Task details — The answer must be every line of the records below that holds the word "экспорта".

*** Provided records ***

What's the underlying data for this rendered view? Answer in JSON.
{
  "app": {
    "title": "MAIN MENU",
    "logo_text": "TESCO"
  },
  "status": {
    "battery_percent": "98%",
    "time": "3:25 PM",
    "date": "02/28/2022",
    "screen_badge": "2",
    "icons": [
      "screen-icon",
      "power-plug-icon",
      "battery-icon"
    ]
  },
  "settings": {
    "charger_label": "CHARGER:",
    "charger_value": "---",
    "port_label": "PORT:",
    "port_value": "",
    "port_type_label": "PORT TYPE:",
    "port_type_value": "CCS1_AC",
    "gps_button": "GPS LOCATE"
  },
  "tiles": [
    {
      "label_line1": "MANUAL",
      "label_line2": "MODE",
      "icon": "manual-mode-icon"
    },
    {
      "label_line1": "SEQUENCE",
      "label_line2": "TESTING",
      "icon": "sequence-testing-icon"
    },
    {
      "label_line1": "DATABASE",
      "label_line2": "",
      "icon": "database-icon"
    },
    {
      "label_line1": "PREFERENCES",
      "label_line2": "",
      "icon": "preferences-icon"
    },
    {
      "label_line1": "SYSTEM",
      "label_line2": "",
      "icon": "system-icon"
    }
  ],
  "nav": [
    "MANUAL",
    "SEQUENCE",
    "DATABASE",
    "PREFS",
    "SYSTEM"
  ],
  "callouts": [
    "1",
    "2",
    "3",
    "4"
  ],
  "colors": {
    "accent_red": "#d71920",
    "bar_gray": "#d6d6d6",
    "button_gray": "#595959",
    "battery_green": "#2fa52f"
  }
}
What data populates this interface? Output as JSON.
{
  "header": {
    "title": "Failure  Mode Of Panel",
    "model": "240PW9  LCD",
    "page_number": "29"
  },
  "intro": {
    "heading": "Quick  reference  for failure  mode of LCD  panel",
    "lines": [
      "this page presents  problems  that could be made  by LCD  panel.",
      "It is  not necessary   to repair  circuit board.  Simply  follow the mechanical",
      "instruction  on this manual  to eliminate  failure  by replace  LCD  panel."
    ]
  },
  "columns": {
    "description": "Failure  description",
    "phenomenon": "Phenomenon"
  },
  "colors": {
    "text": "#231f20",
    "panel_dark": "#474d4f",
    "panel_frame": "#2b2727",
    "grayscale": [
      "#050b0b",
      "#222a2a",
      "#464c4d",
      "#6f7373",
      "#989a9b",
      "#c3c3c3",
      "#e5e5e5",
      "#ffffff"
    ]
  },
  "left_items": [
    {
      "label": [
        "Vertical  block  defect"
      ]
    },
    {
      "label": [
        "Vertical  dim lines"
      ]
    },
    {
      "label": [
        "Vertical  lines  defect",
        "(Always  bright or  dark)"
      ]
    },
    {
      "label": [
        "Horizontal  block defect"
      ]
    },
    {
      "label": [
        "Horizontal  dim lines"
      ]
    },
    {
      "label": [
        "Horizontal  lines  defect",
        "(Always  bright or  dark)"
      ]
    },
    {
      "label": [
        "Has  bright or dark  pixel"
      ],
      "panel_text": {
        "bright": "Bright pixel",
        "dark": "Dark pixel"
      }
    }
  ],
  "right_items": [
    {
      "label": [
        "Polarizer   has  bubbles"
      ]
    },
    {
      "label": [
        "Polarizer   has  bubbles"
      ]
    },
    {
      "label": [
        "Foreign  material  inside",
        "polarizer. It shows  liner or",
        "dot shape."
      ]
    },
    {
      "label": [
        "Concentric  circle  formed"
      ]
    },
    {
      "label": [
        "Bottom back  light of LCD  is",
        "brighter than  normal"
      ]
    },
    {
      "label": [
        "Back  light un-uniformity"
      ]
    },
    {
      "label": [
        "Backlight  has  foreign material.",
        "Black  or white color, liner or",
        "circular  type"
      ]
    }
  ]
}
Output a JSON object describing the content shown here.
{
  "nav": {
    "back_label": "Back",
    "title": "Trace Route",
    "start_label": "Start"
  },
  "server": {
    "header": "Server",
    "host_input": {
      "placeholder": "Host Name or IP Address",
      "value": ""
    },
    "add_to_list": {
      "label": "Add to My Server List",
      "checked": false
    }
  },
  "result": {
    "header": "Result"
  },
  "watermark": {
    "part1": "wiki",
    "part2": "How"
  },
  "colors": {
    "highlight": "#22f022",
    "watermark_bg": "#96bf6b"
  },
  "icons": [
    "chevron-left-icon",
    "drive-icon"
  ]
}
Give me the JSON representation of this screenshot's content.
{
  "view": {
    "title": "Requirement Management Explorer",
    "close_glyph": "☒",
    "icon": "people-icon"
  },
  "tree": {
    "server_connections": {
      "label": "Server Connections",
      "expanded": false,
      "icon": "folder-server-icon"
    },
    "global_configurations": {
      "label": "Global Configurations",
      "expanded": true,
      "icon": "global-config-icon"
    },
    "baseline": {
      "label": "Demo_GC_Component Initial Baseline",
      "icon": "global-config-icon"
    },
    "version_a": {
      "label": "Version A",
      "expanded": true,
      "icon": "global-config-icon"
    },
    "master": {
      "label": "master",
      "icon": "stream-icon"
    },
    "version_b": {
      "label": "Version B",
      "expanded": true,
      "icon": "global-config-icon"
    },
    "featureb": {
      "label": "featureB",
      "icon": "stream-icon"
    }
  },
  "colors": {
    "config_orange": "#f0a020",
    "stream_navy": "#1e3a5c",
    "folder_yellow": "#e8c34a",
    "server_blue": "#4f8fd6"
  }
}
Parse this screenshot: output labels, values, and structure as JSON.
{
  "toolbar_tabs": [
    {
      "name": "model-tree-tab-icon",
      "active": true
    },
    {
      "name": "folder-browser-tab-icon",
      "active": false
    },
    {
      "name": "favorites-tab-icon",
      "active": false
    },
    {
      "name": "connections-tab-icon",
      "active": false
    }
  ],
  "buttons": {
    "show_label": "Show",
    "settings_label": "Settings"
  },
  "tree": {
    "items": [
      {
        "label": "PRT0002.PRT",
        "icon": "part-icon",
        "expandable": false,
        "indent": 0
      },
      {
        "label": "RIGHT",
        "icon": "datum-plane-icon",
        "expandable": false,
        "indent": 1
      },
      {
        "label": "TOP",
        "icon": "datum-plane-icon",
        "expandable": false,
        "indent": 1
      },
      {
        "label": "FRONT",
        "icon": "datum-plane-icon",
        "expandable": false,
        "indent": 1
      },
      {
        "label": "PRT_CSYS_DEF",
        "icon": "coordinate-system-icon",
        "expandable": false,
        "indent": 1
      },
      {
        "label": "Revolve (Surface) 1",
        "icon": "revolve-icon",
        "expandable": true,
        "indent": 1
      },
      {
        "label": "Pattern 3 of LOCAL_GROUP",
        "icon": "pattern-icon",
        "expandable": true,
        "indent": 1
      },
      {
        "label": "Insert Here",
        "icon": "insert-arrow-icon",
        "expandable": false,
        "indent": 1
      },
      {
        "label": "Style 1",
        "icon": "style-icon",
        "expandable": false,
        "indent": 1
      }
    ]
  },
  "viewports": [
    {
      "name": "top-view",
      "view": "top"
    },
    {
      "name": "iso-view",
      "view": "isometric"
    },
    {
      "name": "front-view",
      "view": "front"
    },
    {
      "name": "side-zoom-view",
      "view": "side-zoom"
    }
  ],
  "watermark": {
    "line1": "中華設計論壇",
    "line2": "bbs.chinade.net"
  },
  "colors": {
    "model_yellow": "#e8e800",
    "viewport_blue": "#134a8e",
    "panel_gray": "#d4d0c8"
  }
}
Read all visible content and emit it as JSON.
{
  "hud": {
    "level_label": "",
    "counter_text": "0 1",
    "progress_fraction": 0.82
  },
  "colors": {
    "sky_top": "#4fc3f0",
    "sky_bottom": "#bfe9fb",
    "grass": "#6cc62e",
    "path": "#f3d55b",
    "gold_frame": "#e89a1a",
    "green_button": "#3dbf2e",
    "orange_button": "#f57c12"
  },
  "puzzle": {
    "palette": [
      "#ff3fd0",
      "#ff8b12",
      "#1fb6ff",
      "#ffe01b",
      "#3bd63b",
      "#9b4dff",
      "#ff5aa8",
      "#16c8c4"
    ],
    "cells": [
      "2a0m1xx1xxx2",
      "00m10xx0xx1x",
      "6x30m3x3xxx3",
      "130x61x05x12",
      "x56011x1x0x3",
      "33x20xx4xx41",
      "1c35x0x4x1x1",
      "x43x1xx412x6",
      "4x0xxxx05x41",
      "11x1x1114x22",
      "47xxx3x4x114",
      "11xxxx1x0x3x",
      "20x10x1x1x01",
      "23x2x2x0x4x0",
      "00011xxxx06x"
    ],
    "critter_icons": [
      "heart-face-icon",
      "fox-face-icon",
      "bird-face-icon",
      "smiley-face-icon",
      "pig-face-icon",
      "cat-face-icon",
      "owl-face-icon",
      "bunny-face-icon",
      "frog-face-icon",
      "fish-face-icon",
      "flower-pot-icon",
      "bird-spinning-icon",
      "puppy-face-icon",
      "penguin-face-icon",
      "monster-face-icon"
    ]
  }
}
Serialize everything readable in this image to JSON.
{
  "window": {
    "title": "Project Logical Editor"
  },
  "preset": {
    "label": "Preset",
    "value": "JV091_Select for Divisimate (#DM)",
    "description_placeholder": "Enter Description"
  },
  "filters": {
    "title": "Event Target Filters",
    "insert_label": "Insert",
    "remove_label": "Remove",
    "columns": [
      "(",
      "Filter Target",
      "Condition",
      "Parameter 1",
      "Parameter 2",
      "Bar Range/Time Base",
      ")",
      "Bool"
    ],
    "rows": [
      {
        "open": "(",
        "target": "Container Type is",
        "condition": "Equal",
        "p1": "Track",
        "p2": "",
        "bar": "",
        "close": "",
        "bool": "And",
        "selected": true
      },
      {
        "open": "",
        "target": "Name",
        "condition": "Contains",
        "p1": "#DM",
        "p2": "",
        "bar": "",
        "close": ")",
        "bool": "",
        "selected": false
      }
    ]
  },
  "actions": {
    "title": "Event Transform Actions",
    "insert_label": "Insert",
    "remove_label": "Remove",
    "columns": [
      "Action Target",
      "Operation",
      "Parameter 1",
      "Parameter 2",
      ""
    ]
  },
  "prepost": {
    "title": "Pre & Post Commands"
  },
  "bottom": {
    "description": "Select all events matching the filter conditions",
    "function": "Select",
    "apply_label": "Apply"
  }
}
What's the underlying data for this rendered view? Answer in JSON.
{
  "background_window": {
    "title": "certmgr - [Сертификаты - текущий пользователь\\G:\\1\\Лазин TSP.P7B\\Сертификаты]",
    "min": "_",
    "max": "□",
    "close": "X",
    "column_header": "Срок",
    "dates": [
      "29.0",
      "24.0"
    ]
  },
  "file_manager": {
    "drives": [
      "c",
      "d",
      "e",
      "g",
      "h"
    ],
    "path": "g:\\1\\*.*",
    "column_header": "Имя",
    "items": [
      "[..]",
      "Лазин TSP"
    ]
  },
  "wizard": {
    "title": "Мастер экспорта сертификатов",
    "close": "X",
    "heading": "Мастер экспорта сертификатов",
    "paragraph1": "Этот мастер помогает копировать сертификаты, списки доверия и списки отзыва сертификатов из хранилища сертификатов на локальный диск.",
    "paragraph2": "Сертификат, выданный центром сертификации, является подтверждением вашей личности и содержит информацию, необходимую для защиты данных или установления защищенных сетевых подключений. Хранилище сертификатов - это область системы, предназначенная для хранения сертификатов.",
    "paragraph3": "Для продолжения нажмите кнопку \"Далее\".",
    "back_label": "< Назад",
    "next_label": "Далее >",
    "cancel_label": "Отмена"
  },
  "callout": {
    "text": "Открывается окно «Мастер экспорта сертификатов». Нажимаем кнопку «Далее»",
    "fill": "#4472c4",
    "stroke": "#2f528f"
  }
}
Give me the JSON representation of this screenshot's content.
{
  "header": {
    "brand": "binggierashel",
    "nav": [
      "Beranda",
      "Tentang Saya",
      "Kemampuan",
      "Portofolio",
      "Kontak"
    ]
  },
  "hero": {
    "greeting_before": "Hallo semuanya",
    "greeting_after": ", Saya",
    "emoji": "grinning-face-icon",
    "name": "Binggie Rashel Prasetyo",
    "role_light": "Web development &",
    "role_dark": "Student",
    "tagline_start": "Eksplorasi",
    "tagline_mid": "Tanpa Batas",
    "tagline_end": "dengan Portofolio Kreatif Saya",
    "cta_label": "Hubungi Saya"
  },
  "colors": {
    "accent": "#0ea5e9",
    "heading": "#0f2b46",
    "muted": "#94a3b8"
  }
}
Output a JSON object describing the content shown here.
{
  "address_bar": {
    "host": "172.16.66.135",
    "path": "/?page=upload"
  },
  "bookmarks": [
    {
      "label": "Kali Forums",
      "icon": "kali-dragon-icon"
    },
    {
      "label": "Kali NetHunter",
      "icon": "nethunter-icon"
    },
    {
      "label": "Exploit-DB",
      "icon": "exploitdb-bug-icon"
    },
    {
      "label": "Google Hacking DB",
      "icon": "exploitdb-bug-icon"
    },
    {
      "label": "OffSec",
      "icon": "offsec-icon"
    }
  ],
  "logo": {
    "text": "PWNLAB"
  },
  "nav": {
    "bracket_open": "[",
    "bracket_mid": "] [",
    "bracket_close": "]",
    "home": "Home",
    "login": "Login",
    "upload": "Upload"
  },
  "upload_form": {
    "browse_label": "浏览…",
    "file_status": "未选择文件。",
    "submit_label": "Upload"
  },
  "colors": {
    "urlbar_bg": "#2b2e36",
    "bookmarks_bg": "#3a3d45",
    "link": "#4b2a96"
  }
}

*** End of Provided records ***

Response to the task —
    "title": "Мастер экспорта сертификатов",
    "heading": "Мастер экспорта сертификатов",
    "text": "Открывается окно «Мастер экспорта сертификатов». Нажимаем кнопку «Далее»",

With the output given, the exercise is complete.